That I am writing this post raises an important question: Despite a whole slew of dramas being churned out on a daily basis by all the 500 entertainment channels, why is it that so many of us still remember every dialogue of Humsafar, or reminisce fondly about Kiran and Shimraiz, or keep requesting sequels to Humsafar and Kuch Pyar ka Pagalpan.
The simple answer is that the thinking audience, the audience that actually wants to seriously engage with dramas as pieces of text, viewers who appreciate subtle clean humor, those who want to watch an aesthetically shot romance are beyond tired of the ghissi-pitti formulaic stories being churned out ad nauseam in this quest for ratings.
Yes, while showing a woman crying incessantly, or giving up her rights under the guise of qurbani for the family, or being abused by an evil mother-in-law, or extra-marital affairs, can and do bring short-term success in the form of winning the ratings game, but I can bet you that just a month or so down the road nobody, not even the masses who put these dramas at the top, remembers the whys and wherefores of many of these so-called top rated serials.
This is not to say that we do not see quality stuff.

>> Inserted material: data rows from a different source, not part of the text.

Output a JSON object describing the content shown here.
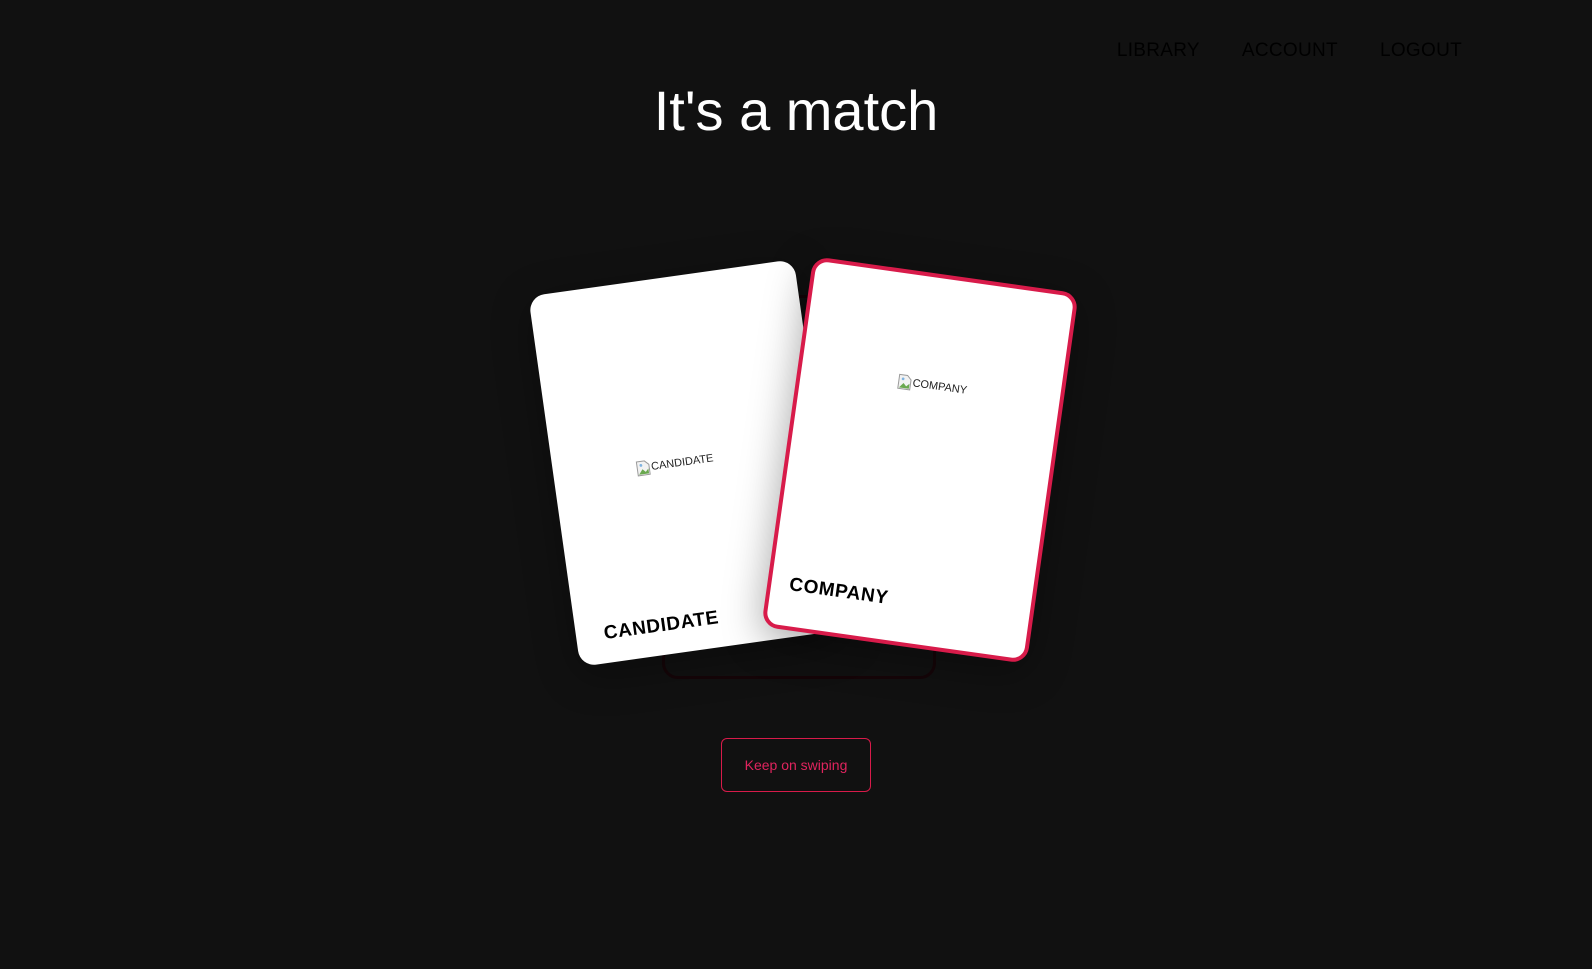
{
  "nav": {
    "items": [
      {
        "label": "LIBRARY"
      },
      {
        "label": "ACCOUNT"
      },
      {
        "label": "LOGOUT"
      }
    ]
  },
  "main": {
    "title": "It's a match",
    "cards": {
      "candidate": {
        "image_alt": "CANDIDATE",
        "label": "CANDIDATE"
      },
      "company": {
        "image_alt": "COMPANY",
        "label": "COMPANY"
      }
    },
    "button_label": "Keep on swiping"
  },
  "colors": {
    "background": "#111111",
    "accent": "#d81b4a",
    "card": "#ffffff"
  }
}
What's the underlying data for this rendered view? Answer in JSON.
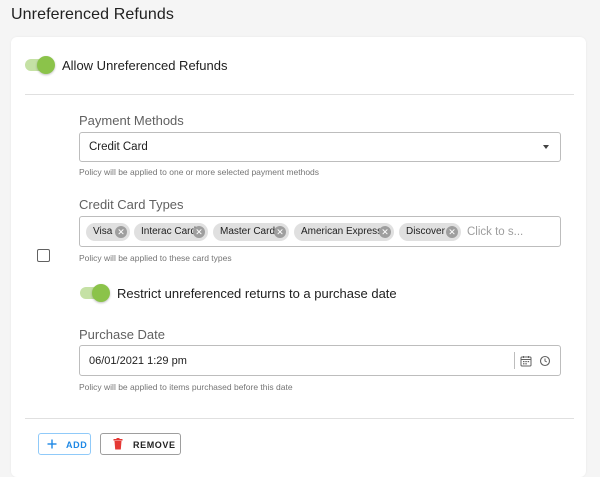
{
  "page": {
    "title": "Unreferenced Refunds"
  },
  "allow_toggle": {
    "label": "Allow Unreferenced Refunds",
    "checked": true
  },
  "payment_methods": {
    "label": "Payment Methods",
    "selected": "Credit Card",
    "helper": "Policy will be applied to one or more selected payment methods"
  },
  "card_types": {
    "label": "Credit Card Types",
    "chips": [
      {
        "label": "Visa"
      },
      {
        "label": "Interac Card"
      },
      {
        "label": "Master Card"
      },
      {
        "label": "American Express"
      },
      {
        "label": "Discover"
      }
    ],
    "placeholder": "Click to s...",
    "helper": "Policy will be applied to these card types"
  },
  "restrict_toggle": {
    "label": "Restrict unreferenced returns to a purchase date",
    "checked": true
  },
  "purchase_date": {
    "label": "Purchase Date",
    "value": "06/01/2021 1:29 pm",
    "helper": "Policy will be applied to items purchased before this date"
  },
  "actions": {
    "add_label": "ADD",
    "remove_label": "REMOVE"
  },
  "colors": {
    "toggle_on": "#8bc34a",
    "toggle_track": "#c5e1a5",
    "add_accent": "#1e88e5",
    "remove_icon": "#e53935"
  }
}
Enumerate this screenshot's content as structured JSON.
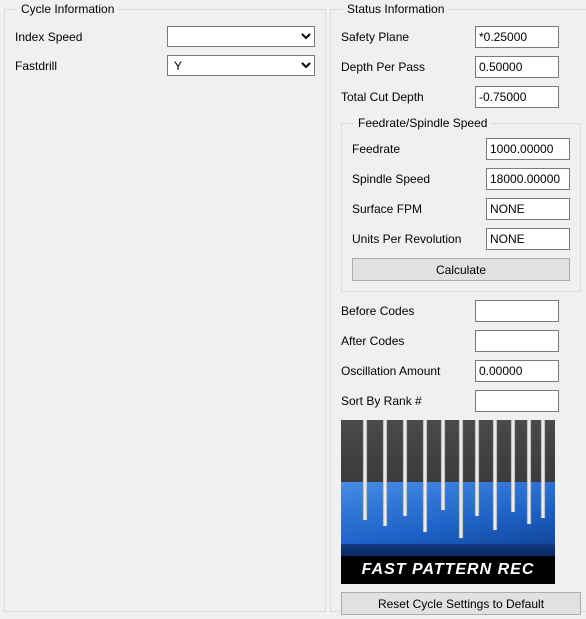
{
  "cycle": {
    "legend": "Cycle Information",
    "index_speed": {
      "label": "Index Speed",
      "value": ""
    },
    "fastdrill": {
      "label": "Fastdrill",
      "value": "Y"
    }
  },
  "status": {
    "legend": "Status Information",
    "safety_plane": {
      "label": "Safety Plane",
      "value": "*0.25000"
    },
    "depth_per_pass": {
      "label": "Depth Per Pass",
      "value": "0.50000"
    },
    "total_cut_depth": {
      "label": "Total Cut Depth",
      "value": "-0.75000"
    },
    "feed_group": {
      "legend": "Feedrate/Spindle Speed",
      "feedrate": {
        "label": "Feedrate",
        "value": "1000.00000"
      },
      "spindle_speed": {
        "label": "Spindle Speed",
        "value": "18000.00000"
      },
      "surface_fpm": {
        "label": "Surface FPM",
        "value": "NONE"
      },
      "units_per_rev": {
        "label": "Units Per Revolution",
        "value": "NONE"
      },
      "calculate_label": "Calculate"
    },
    "before_codes": {
      "label": "Before Codes",
      "value": ""
    },
    "after_codes": {
      "label": "After Codes",
      "value": ""
    },
    "oscillation_amount": {
      "label": "Oscillation Amount",
      "value": "0.00000"
    },
    "sort_by_rank": {
      "label": "Sort By Rank #",
      "value": ""
    },
    "preview_caption": "FAST PATTERN REC",
    "reset_label": "Reset Cycle Settings to Default"
  }
}
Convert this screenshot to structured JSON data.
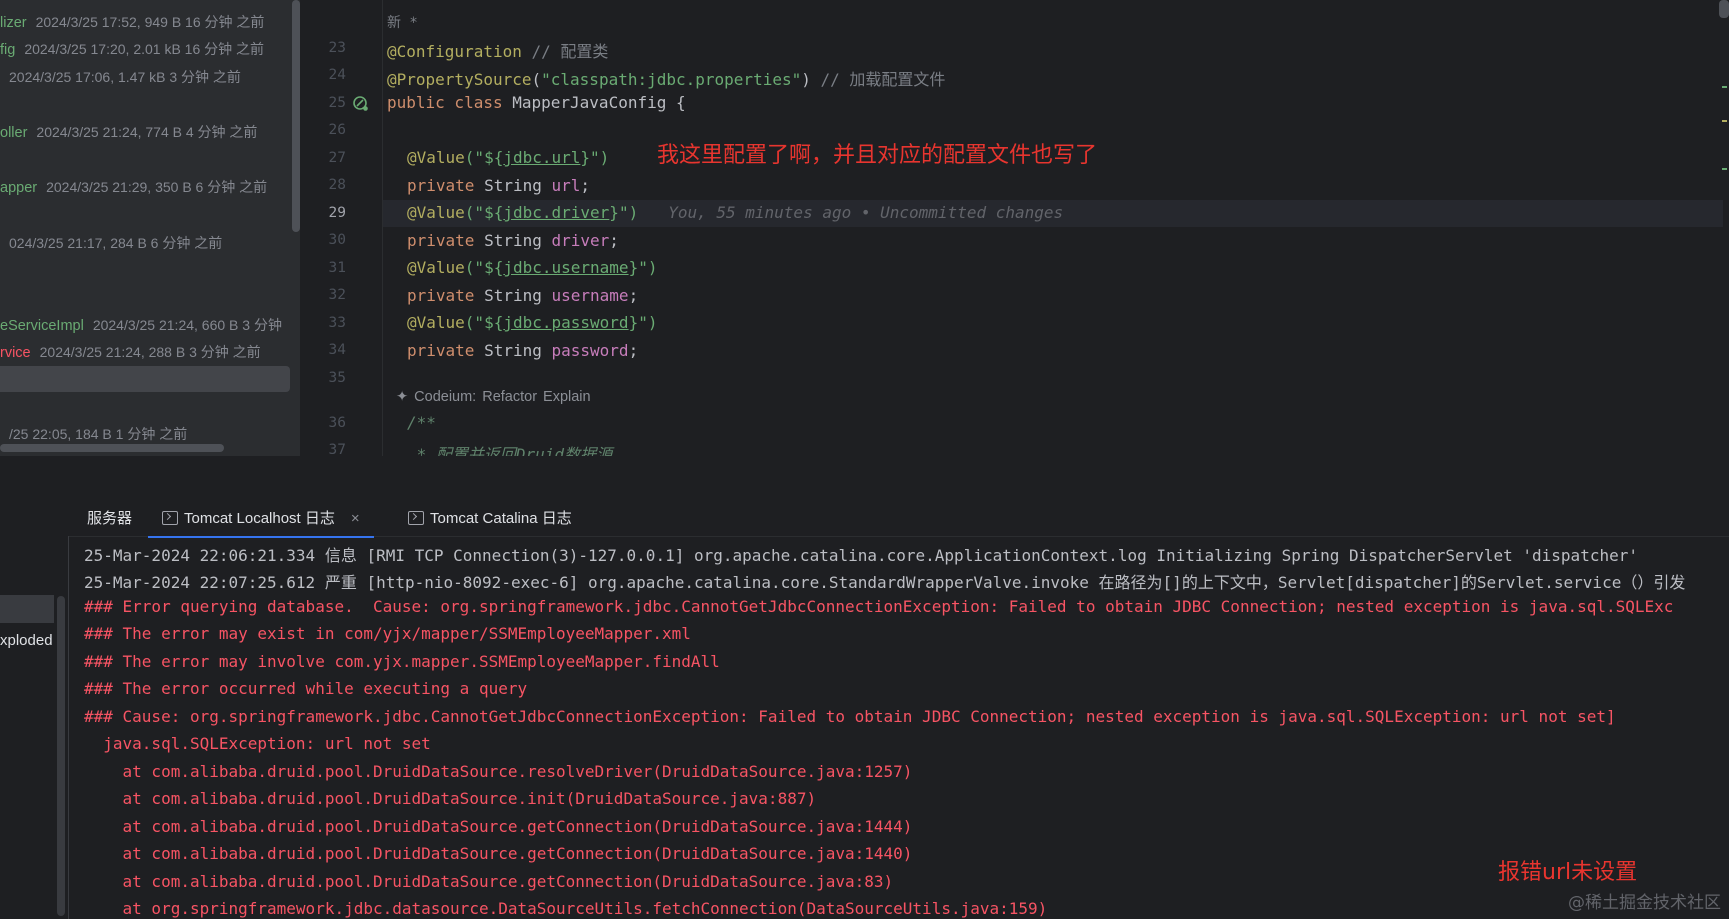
{
  "project_panel": {
    "files": [
      {
        "name": "lizer",
        "meta": "2024/3/25 17:52, 949 B 16 分钟 之前",
        "status": "added"
      },
      {
        "name": "fig",
        "meta": "2024/3/25 17:20, 2.01 kB 16 分钟 之前",
        "status": "added"
      },
      {
        "name": "",
        "meta": "2024/3/25 17:06, 1.47 kB 3 分钟 之前",
        "status": "added"
      },
      {
        "name": "oller",
        "meta": "2024/3/25 21:24, 774 B 4 分钟 之前",
        "status": "added"
      },
      {
        "name": "apper",
        "meta": "2024/3/25 21:29, 350 B 6 分钟 之前",
        "status": "added"
      },
      {
        "name": "",
        "meta": "024/3/25 21:17, 284 B 6 分钟 之前",
        "status": "added"
      },
      {
        "name": "eServiceImpl",
        "meta": "2024/3/25 21:24, 660 B 3 分钟",
        "status": "added"
      },
      {
        "name": "rvice",
        "meta": "2024/3/25 21:24, 288 B 3 分钟 之前",
        "status": "error"
      },
      {
        "name": "",
        "meta": "/25 22:05, 184 B 1 分钟 之前",
        "status": "added"
      }
    ]
  },
  "editor": {
    "header_line": "新 *",
    "line_numbers": [
      "23",
      "24",
      "25",
      "26",
      "27",
      "28",
      "29",
      "30",
      "31",
      "32",
      "33",
      "34",
      "35",
      "36",
      "37"
    ],
    "current_line": "29",
    "lines": {
      "l23_ann": "@Configuration",
      "l23_cmt": " // 配置类",
      "l24_ann": "@PropertySource",
      "l24_open": "(",
      "l24_str": "\"classpath:jdbc.properties\"",
      "l24_close": ")",
      "l24_cmt": " // 加载配置文件",
      "l25_kw": "public class ",
      "l25_name": "MapperJavaConfig {",
      "value_ann": "@Value",
      "open": "(\"",
      "close": "\")",
      "dollar": "${",
      "brace": "}",
      "private_kw": "private ",
      "string_type": "String ",
      "semicolon": ";",
      "l27_prop": "jdbc.url",
      "l28_field": "url",
      "l29_prop": "jdbc.driver",
      "l29_blame": "You, 55 minutes ago • Uncommitted changes",
      "l30_field": "driver",
      "l31_prop": "jdbc.username",
      "l32_field": "username",
      "l33_prop": "jdbc.password",
      "l34_field": "password",
      "l36_cmt": "/**",
      "l37_cmt": " * 配置并返回Druid数据源。"
    },
    "codeium": {
      "prefix": "Codeium:",
      "refactor": "Refactor",
      "explain": "Explain"
    },
    "note": "我这里配置了啊，并且对应的配置文件也写了"
  },
  "tool_window": {
    "tabs": [
      {
        "label": "服务器"
      },
      {
        "label": "Tomcat Localhost 日志",
        "close": "×"
      },
      {
        "label": "Tomcat Catalina 日志"
      }
    ],
    "sidebar_label": "xploded [",
    "log_lines": [
      {
        "text": "25-Mar-2024 22:06:21.334 信息 [RMI TCP Connection(3)-127.0.0.1] org.apache.catalina.core.ApplicationContext.log Initializing Spring DispatcherServlet 'dispatcher'",
        "level": "info"
      },
      {
        "text": "25-Mar-2024 22:07:25.612 严重 [http-nio-8092-exec-6] org.apache.catalina.core.StandardWrapperValve.invoke 在路径为[]的上下文中，Servlet[dispatcher]的Servlet.service（）引发",
        "level": "info"
      },
      {
        "text": "### Error querying database.  Cause: org.springframework.jdbc.CannotGetJdbcConnectionException: Failed to obtain JDBC Connection; nested exception is java.sql.SQLExc",
        "level": "error"
      },
      {
        "text": "### The error may exist in com/yjx/mapper/SSMEmployeeMapper.xml",
        "level": "error"
      },
      {
        "text": "### The error may involve com.yjx.mapper.SSMEmployeeMapper.findAll",
        "level": "error"
      },
      {
        "text": "### The error occurred while executing a query",
        "level": "error"
      },
      {
        "text": "### Cause: org.springframework.jdbc.CannotGetJdbcConnectionException: Failed to obtain JDBC Connection; nested exception is java.sql.SQLException: url not set]",
        "level": "error"
      },
      {
        "text": "  java.sql.SQLException: url not set",
        "level": "error"
      },
      {
        "text": "    at com.alibaba.druid.pool.DruidDataSource.resolveDriver(DruidDataSource.java:1257)",
        "level": "error"
      },
      {
        "text": "    at com.alibaba.druid.pool.DruidDataSource.init(DruidDataSource.java:887)",
        "level": "error"
      },
      {
        "text": "    at com.alibaba.druid.pool.DruidDataSource.getConnection(DruidDataSource.java:1444)",
        "level": "error"
      },
      {
        "text": "    at com.alibaba.druid.pool.DruidDataSource.getConnection(DruidDataSource.java:1440)",
        "level": "error"
      },
      {
        "text": "    at com.alibaba.druid.pool.DruidDataSource.getConnection(DruidDataSource.java:83)",
        "level": "error"
      },
      {
        "text": "    at org.springframework.jdbc.datasource.DataSourceUtils.fetchConnection(DataSourceUtils.java:159)",
        "level": "error"
      }
    ],
    "note": "报错url未设置"
  },
  "watermark": "@稀土掘金技术社区",
  "colors": {
    "accent": "#3574f0",
    "error": "#f75464",
    "annotation_note": "#e8352f",
    "added_file": "#6aab73"
  }
}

We do. Shehr-e Zaat, the recently concluded Bilqees Kaur, Durre Shehwaar, and a few others, all are class acts. But these comprise perhaps less than ten percent of the serials that have aired since Humsafar and KPKP. I maybe off with my calculations, but you get my point.
So, while producers trip over each other to bring us one more version of the Maat formula or yet another mazloom aurat story, till we get something else worthwhile to commemorate, I, and like-minded viewers, will go back to wiping away our Ashks, replay our now-worn-out DVDs and continue sighing over Ashar and Khirad and laughing at the whacko antics of Muju & Co.
Dedicated with love to all Humsafar and KPKP aficionados
Written by SZ~
P.S. Couldn’t resist sharing this visual evidence of the ongoing Humsafar fever – Thank you Afia and Heela!